The Fund argues that the estimates of Athens and the eurozone on growth rates, primary surpluses and other parameters affecting the debt are optimistic and insists its own views are realistic, saying that Greece has historically been weak in implementing reforms and cannot support high primary surpluses for many years.
It goes on to say that revenues from privatizations will not exceed 2 billion euros by 2030 and believes that the state will not collect any substantial funds from the sale of the bank shares it acquired in the last few share capital increases.
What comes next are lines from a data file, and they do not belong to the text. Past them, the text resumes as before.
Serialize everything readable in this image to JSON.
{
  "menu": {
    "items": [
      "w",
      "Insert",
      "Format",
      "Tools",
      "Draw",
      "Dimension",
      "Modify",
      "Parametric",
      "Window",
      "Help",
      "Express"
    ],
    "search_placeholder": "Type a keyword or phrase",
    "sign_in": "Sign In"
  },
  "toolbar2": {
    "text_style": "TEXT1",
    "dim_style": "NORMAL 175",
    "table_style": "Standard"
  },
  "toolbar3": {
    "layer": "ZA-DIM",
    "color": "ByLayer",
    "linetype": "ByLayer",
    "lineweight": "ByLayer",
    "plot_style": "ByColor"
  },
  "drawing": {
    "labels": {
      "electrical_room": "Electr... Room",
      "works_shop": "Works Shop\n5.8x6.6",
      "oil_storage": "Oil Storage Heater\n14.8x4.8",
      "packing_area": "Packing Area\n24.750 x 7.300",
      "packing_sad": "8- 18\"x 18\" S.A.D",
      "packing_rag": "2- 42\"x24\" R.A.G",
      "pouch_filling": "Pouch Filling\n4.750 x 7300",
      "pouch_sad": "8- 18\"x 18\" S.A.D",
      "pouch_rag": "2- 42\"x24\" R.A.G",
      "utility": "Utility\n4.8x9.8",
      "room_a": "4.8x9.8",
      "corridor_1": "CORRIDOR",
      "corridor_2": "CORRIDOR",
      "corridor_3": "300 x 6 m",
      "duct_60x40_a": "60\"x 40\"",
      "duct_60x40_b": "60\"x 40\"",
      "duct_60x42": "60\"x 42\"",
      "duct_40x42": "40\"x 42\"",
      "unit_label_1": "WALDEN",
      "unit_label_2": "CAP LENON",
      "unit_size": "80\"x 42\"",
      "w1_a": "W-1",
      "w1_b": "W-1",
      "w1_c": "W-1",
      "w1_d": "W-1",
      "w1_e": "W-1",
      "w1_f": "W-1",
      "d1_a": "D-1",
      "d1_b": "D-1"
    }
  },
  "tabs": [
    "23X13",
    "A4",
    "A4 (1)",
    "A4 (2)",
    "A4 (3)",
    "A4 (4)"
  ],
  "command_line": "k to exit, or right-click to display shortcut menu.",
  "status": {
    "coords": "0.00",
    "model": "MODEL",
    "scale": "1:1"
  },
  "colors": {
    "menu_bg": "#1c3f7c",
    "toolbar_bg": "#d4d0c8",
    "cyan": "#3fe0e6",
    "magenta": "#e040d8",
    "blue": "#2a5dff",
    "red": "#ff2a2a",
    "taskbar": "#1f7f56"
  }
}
It therefore calls on the eurozone to reach an agreement on a realistic strategy for easing Greece’s debt.
The IMF’s proposal for a new stress test on Greek banks and a fresh asset quality review were met with a clear dismissal on Friday by a European Central Bank spokesman, who pointed to Frankfurt being the sole monitoring authority that decides on such issues.
The strong ECB response was also addressed at the IMF’s estimate that Greek lenders will require fresh recapitalization to the tune of 10 billion euros.
On Friday Standard & Poor’s stopped short of raising the country’s credit rating, affirming it at ‘B-,’ but pointed to an upcoming upgrade switching Greece’s outlook from stable into positive.